Yesterday I purchased a new pair of shoes. I was working at my design studio and wanted to take a break, so I decided to head down to one of the better shoe stores in Saskatoon. I arrived at 5:00 with only a half hour until the store closed. I did a quick scan of the shoes and made my way to the ‘Sale’ section. There, my eyes landed on the last pair of shoes (in my size) that would be anywhere close to something I could walk in. “Robust" was what I was looking for and these were the shoes. They were beautiful and one of my favourite styles in a shoe (brogues).  The price tag said $340. What caught my eye was the stamp on the bottom of the shoe - Made In Italy -  which weighed-in heavily on piquing my interest to go a step further (no pun intended). 

I knew they must be quality! And they were on sale for $85. This was my day! I tried them on and they were a little sloppy, but thought I might be able to 'fudge' it for fit, if I had an insole to fill up the space.

With only half an hour before the store closed at 5:30 (it was the last day of the sale), I said to the store clerk, "Do you have anything resembling an insole"? She found an insole and I tried the shoe on. Still a little sloppy for fit, but I felt my own insoles could work in the shoe. "Ok, I'll take them," I said.

I brought my new shoes home, and I felt good that I’d gotten a ‘deal’ for $85. When I proudly showed my husband my new shoes, he asked if he could wear them, too! 

 

Here I revisit my original thought while in the store; part of what influenced my decision was 'Made in Italy'. I grew up knowing that if something was Made in Italy, it had to be good; authentic and well made.
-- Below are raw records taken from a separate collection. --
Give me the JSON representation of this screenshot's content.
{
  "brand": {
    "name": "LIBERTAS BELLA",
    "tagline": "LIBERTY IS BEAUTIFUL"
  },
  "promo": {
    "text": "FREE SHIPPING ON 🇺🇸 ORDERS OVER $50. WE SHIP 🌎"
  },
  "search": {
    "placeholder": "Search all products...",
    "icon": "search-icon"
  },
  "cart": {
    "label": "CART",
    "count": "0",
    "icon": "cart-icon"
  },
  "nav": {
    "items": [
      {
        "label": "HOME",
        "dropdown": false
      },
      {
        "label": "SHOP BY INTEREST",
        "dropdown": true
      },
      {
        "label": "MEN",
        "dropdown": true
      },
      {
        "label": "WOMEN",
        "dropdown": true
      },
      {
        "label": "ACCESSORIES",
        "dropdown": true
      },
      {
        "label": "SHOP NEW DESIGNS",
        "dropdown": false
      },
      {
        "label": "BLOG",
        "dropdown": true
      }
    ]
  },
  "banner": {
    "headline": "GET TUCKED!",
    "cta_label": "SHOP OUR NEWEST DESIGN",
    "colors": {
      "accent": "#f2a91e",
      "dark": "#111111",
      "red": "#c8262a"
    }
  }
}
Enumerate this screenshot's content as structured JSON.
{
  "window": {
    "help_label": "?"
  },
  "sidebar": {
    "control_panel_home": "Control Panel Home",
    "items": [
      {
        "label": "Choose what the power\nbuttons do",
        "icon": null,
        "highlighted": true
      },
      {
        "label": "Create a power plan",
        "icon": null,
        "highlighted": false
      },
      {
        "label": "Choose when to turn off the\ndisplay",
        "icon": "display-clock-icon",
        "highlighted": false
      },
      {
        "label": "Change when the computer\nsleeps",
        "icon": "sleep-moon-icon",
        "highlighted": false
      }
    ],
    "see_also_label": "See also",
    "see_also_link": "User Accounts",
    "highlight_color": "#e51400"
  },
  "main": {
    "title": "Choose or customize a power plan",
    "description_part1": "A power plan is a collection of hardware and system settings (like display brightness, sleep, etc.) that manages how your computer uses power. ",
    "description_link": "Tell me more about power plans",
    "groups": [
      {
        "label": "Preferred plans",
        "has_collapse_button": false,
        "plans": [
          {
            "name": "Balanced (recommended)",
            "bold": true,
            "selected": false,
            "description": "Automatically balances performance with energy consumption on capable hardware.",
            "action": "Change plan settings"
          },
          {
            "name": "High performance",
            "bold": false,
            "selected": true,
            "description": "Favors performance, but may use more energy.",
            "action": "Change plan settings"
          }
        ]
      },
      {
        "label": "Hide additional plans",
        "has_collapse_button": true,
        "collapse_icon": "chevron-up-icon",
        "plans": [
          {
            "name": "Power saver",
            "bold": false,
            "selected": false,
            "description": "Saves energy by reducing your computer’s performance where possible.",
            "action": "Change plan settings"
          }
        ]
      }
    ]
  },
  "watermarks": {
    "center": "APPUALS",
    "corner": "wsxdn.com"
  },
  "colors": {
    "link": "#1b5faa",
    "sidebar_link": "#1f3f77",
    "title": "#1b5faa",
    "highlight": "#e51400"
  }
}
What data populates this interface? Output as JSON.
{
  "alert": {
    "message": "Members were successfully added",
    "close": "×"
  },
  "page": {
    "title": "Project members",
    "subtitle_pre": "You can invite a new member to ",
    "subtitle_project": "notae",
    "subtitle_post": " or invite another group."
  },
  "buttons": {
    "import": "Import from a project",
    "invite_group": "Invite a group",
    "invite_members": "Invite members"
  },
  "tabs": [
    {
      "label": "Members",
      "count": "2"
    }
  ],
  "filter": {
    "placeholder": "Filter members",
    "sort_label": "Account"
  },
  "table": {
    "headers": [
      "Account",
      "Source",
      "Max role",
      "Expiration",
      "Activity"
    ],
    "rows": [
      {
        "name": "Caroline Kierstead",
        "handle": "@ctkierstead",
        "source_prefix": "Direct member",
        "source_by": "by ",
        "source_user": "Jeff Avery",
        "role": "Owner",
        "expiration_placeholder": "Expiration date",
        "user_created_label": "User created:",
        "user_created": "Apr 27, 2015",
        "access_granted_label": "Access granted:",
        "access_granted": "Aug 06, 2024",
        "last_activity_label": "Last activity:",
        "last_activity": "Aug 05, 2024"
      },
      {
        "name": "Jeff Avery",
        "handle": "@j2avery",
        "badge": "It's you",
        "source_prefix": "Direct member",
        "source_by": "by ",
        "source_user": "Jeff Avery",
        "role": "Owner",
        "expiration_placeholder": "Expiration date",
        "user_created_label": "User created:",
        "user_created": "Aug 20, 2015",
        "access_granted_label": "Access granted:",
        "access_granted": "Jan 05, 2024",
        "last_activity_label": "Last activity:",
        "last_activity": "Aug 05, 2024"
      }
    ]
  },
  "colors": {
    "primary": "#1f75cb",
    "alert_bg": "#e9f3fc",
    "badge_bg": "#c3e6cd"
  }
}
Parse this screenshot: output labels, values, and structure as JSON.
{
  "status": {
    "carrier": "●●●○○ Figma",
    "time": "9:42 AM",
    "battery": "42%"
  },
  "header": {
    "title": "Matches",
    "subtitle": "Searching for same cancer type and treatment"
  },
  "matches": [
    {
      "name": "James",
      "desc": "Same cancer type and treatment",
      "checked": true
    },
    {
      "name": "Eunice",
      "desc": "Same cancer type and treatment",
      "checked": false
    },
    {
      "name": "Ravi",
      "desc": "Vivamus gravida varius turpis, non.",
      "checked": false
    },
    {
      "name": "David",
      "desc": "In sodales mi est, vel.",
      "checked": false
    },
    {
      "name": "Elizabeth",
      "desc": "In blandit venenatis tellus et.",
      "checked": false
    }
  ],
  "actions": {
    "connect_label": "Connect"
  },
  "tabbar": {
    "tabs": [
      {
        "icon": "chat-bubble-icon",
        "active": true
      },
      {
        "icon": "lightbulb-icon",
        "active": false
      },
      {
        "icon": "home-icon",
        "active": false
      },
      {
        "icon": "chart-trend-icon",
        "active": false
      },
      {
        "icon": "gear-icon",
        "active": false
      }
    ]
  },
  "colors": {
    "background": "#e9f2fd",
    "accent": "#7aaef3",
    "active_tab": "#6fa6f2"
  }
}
But as I looked closer at the shoe, I saw that while sporting beautiful leather uppers, they did not have soles that could be repaired.

The soles weren't stitched onto the upper but glued (as is most often the case these days). I could have paid the full $340 for shoes that couldn't be repaired when the soles wore out. This is what got me to thinking and remembering reading some years ago about how "Made in Italy" no longer means what we think. More often than not now, 'Made in Italy' can mean, a number of disparate elements of a product – in this case my shoes - can be made elsewhere in the world and shipped back to Italy and assembled there. I suspect this was the case. 

I came away with conflicted feelings about my purchase. I love my new shoes, but 'Made In Italy' doesn't necessarily mean what it used to. I believe we are collectively experiencing a gradual erosion and decline of quality that is pervasive in our culture. 

There is a growing trend gaining momentum in the fashion world toward valuing fashion that honors age-old traditions of quality and the workers involved in creating it. Women are beginning to embrace this “Slow Clothing” movement as an alternative to the “Fast Fashion” that has become common-place over recent years. We’ll be talking more about Slow Clothing in upcoming postings. Stay tuned!
September 11, 2018 by Kathleen O'Grady

Comments

Laurie Blondeau

Laurie Blondeau said:

Kathleen,
I did that exact same purchase back in 1990. The shoes are almost exactly the same except older with leather soles. They too are made in Italy. I wore them everyday for years. Now they don’t get as much wear but are a classic so go with everything. The brand name was Gregor. I paid $ 240.00 then and people thought I was crazy but good shoes are very hard to come by. All I did to keep them timeless is to wax and buff often for the first 5 years. They still look brand new.

Kathleen O'Grady

Kathleen O'Grady said:

Hello Laurie,

Thank you for your message to this blog post. So glad to know you had a similar experience :) I do agree; the money is worth it and I’ve always thought of shoes – especially – as something to spend ‘good money’ on since it’s like an investment on one’s feet. I’ve found that even in the course of 10 years that quality has declined in many things. I’m glad to know your shoes are still wearing well and serving you well. :)

Leave a comment

Please note: comments must be approved before they are published.